How to complete this task:
Restate word for word the span that opens with the line containing "Decode this image" and closes with the final line of the data; give only those lines.

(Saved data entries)
※

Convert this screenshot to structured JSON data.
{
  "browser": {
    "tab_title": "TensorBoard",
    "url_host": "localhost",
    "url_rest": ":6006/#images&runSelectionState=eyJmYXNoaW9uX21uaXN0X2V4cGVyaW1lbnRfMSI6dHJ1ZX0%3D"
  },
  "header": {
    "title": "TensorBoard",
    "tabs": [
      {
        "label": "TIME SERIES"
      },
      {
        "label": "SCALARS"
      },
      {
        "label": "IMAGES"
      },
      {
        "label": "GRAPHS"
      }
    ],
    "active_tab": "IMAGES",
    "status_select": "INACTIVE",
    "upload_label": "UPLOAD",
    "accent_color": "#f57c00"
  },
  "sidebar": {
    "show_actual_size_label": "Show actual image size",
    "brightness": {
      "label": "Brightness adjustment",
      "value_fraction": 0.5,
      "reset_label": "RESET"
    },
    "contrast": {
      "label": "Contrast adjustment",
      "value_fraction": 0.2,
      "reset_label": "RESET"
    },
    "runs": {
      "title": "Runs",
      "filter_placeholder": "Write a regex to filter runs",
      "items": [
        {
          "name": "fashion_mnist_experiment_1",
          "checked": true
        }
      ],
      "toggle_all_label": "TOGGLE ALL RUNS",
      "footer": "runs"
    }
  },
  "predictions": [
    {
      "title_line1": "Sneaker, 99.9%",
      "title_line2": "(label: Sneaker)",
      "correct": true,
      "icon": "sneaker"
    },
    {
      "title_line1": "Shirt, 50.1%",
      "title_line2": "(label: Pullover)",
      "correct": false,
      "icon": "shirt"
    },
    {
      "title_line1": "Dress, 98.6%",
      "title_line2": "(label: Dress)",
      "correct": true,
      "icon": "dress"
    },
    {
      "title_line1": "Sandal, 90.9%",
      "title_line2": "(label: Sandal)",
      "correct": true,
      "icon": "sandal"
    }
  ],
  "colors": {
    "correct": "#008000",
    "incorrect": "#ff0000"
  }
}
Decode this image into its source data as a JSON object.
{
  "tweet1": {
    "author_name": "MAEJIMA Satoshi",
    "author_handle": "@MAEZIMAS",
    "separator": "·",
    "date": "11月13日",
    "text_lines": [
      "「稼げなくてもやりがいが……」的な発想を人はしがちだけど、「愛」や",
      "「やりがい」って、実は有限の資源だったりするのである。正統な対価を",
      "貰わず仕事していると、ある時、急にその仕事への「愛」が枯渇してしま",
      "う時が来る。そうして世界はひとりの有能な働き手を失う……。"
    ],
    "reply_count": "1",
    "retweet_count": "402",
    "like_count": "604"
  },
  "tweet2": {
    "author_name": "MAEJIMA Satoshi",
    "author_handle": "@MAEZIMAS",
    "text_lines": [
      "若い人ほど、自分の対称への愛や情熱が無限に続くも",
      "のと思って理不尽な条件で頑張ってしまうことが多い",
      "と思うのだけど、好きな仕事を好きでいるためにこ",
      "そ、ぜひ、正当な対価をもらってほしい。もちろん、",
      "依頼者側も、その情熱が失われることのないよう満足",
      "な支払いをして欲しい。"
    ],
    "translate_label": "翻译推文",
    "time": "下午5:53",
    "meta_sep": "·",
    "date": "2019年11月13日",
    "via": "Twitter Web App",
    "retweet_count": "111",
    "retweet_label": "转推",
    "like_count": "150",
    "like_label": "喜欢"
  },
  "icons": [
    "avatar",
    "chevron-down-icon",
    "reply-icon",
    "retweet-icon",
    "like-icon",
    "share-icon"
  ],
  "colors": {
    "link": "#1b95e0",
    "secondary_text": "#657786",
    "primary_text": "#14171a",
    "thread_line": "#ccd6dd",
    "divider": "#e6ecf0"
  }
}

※

Answer:
Decode this image into its source data as a JSON object.
{
  "tweet1": {
    "author_name": "MAEJIMA Satoshi",
    "author_handle": "@MAEZIMAS",
    "separator": "·",
    "date": "11月13日",
    "text_lines": [
      "「稼げなくてもやりがいが……」的な発想を人はしがちだけど、「愛」や",
      "「やりがい」って、実は有限の資源だったりするのである。正統な対価を",
      "貰わず仕事していると、ある時、急にその仕事への「愛」が枯渇してしま",
      "う時が来る。そうして世界はひとりの有能な働き手を失う……。"
    ],
    "reply_count": "1",
    "retweet_count": "402",
    "like_count": "604"
  },
  "tweet2": {
    "author_name": "MAEJIMA Satoshi",
    "author_handle": "@MAEZIMAS",
    "text_lines": [
      "若い人ほど、自分の対称への愛や情熱が無限に続くも",
      "のと思って理不尽な条件で頑張ってしまうことが多い",
      "と思うのだけど、好きな仕事を好きでいるためにこ",
      "そ、ぜひ、正当な対価をもらってほしい。もちろん、",
      "依頼者側も、その情熱が失われることのないよう満足",
      "な支払いをして欲しい。"
    ],
    "translate_label": "翻译推文",
    "time": "下午5:53",
    "meta_sep": "·",
    "date": "2019年11月13日",
    "via": "Twitter Web App",
    "retweet_count": "111",
    "retweet_label": "转推",
    "like_count": "150",
    "like_label": "喜欢"
  },
  "icons": [
    "avatar",
    "chevron-down-icon",
    "reply-icon",
    "retweet-icon",
    "like-icon",
    "share-icon"
  ],
  "colors": {
    "link": "#1b95e0",
    "secondary_text": "#657786",
    "primary_text": "#14171a",
    "thread_line": "#ccd6dd",
    "divider": "#e6ecf0"
  }
}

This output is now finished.